Our study has some limitations. Although our response rate was not optimal, it was relatively high and consistent across regions. Because the survey was administered anonymously, we could not directly compare the characteristics of respondents with nonrespondents and we had to use different sources of information to compare the characteristics of respondents with the target sample of 1,000 physicians. Although it is reassuring that the respondent characteristics that we were able to compare with those of the target sample of physicians were quite similar, we cannot exclude the possibility of nonresponse bias. As is the case in all surveys, some of the responses may not reflect actual attitudes and practices. Social desirability bias may have influenced some of the responses, but the anonymity of the survey likely reduced this bias. Recall bias is a potential threat for the questions regarding physicians’ practices, but it is unlikely that physicians were very inaccurate about their practices. Lastly, because specialist physicians and physicians who primarily speak French were excluded from the survey, our results are not generalizable to these physicians.
In conclusion, while most Canadian family physicians do not believe that they are the most qualified to assess fitness to drive, and feel that this role puts them in a conflict of interest and negatively affects the patient–physician relationship, the majority feel that it should be the legal responsibility of physicians to report medically unsafe drivers to the licensing authorities. To aid physicians in this challenging role, our study suggests the need for additional physician education about how to conduct driving fitness assessments, greater standardization of the components of these assessments, and better communication strategies for physicians who need to inform their patients to stop driving.
Acknowledgments We would like to thank Sue Woodard for her administrative assistance and Sooyeol Lim for his assistance in the initial data analysis.This study was partially funded by the Geriatrics Fund, University Health Network and by the Canadian Institutes of Health Research Canadian Driving Research Initiative for Vehicular Safety in the Elderly (http://www.CanDRIVE.ca). Dr. Jang was supported by a Faculty of Medicine Summer Research Scholarship (2003), University of Toronto. Dr. Naglie is supported by the Mary Trimmer Chair in Geriatric Medicine Research, University of Toronto. The Toronto Rehabilitation Institute receives funding from the Ontario Ministry of Health and Long Term Care Provincial Rehabilitation Research Program. Dr. Hogan is supported by the Brenda Strafford Foundation Chair in Geriatric Medicine, University of Calgary.
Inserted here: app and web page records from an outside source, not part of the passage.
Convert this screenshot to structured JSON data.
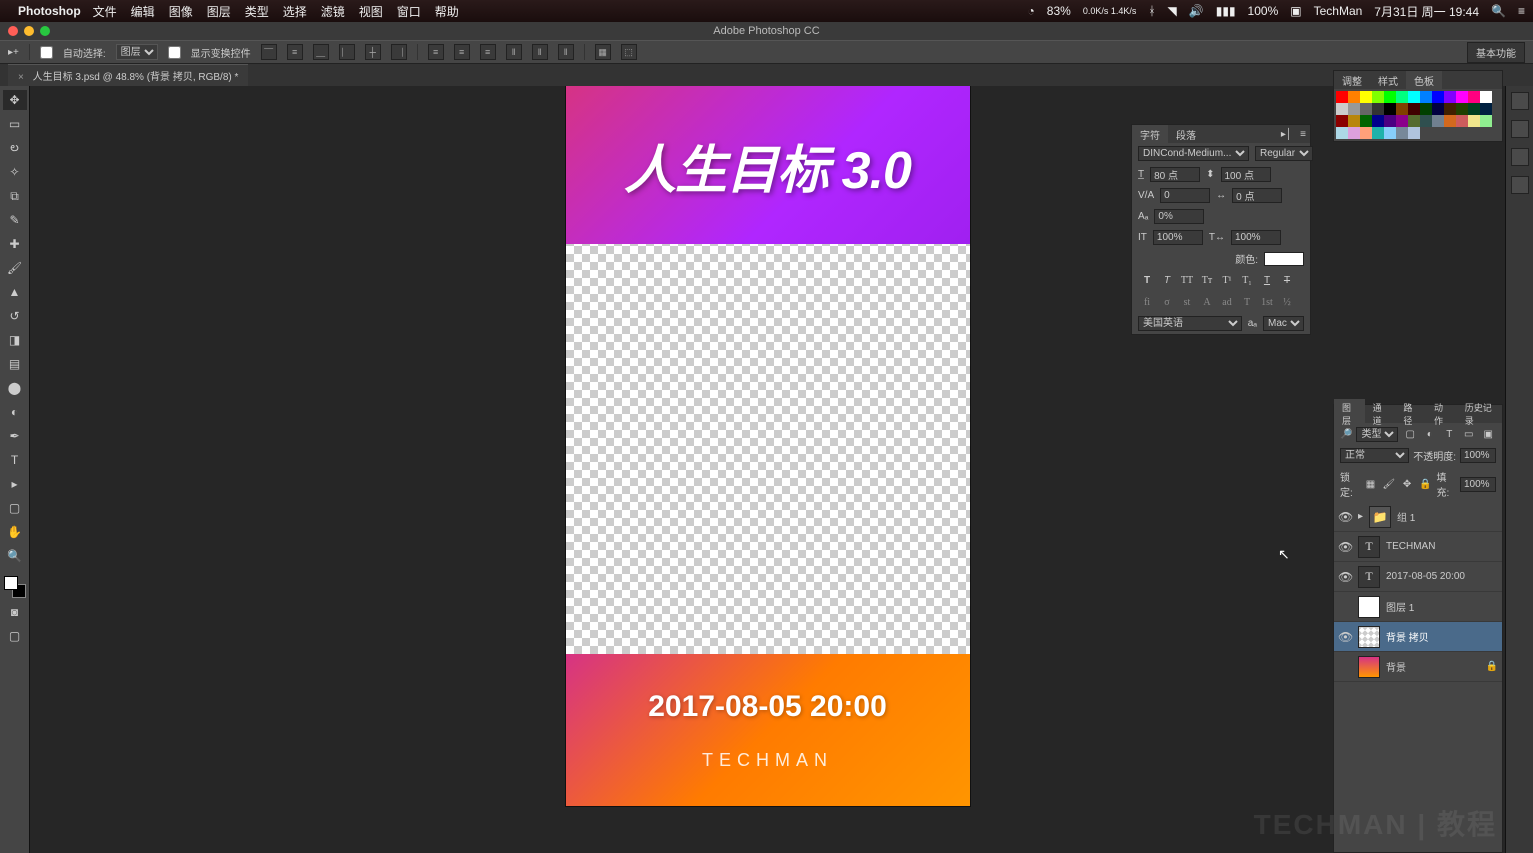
{
  "menubar": {
    "app": "Photoshop",
    "items": [
      "文件",
      "编辑",
      "图像",
      "图层",
      "类型",
      "选择",
      "滤镜",
      "视图",
      "窗口",
      "帮助"
    ],
    "right": {
      "cpu": "83%",
      "net": "0.0K/s 1.4K/s",
      "battery": "100%",
      "user": "TechMan",
      "date": "7月31日 周一 19:44"
    }
  },
  "window_title": "Adobe Photoshop CC",
  "options": {
    "auto_select": "自动选择:",
    "auto_select_val": "图层",
    "show_transform": "显示变换控件",
    "workspace_preset": "基本功能"
  },
  "document_tab": "人生目标 3.psd @ 48.8% (背景 拷贝, RGB/8) *",
  "canvas": {
    "title": "人生目标 3.0",
    "date": "2017-08-05 20:00",
    "brand": "TECHMAN"
  },
  "char_panel": {
    "tabs": [
      "字符",
      "段落"
    ],
    "font": "DINCond-Medium...",
    "style": "Regular",
    "size": "80 点",
    "leading": "100 点",
    "tracking_va": "0",
    "tracking": "0 点",
    "baseline": "0%",
    "vscale": "100%",
    "hscale": "100%",
    "color_label": "颜色:",
    "lang": "美国英语",
    "aa": "Mac"
  },
  "swatch_panel": {
    "tabs": [
      "调整",
      "样式",
      "色板"
    ]
  },
  "layers_panel": {
    "tabs": [
      "图层",
      "通道",
      "路径",
      "动作",
      "历史记录"
    ],
    "filter_label": "类型",
    "blend": "正常",
    "opacity_label": "不透明度:",
    "opacity": "100%",
    "lock_label": "锁定:",
    "fill_label": "填充:",
    "fill": "100%",
    "layers": [
      {
        "vis": true,
        "type": "group",
        "name": "组 1"
      },
      {
        "vis": true,
        "type": "text",
        "name": "TECHMAN"
      },
      {
        "vis": true,
        "type": "text",
        "name": "2017-08-05 20:00"
      },
      {
        "vis": false,
        "type": "white",
        "name": "图层 1"
      },
      {
        "vis": true,
        "type": "check",
        "name": "背景 拷贝",
        "selected": true
      },
      {
        "vis": false,
        "type": "grad",
        "name": "背景",
        "locked": true
      }
    ]
  },
  "watermark": "TECHMAN | 教程",
  "swatch_colors": [
    "#ff0000",
    "#ff8000",
    "#ffff00",
    "#80ff00",
    "#00ff00",
    "#00ff80",
    "#00ffff",
    "#0080ff",
    "#0000ff",
    "#8000ff",
    "#ff00ff",
    "#ff0080",
    "#ffffff",
    "#cccccc",
    "#999999",
    "#666666",
    "#333333",
    "#000000",
    "#804000",
    "#400000",
    "#004000",
    "#000040",
    "#402000",
    "#204000",
    "#004020",
    "#002040",
    "#8b0000",
    "#b8860b",
    "#006400",
    "#00008b",
    "#4b0082",
    "#8b008b",
    "#556b2f",
    "#2f4f4f",
    "#708090",
    "#d2691e",
    "#cd5c5c",
    "#f0e68c",
    "#90ee90",
    "#add8e6",
    "#dda0dd",
    "#ffa07a",
    "#20b2aa",
    "#87cefa",
    "#778899",
    "#b0c4de"
  ]
}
An earlier version of this study was presented at the Canadian Geriatrics Society Annual General Meeting in Toronto on May 30th 2004, and at the Tri-University (University of Toronto, McMaster University, University of Western Ontario) Geriatric Resident Research Day in Toronto in June 2004.
Potential Financial Conflicts of Interest None disclosed.
Are you in an active family practice that includes patients 65 years and older?
□Yes. Please complete the rest of the survey.
□No. Do not complete the rest of the survey, but please return it as well as the enclosed postcard.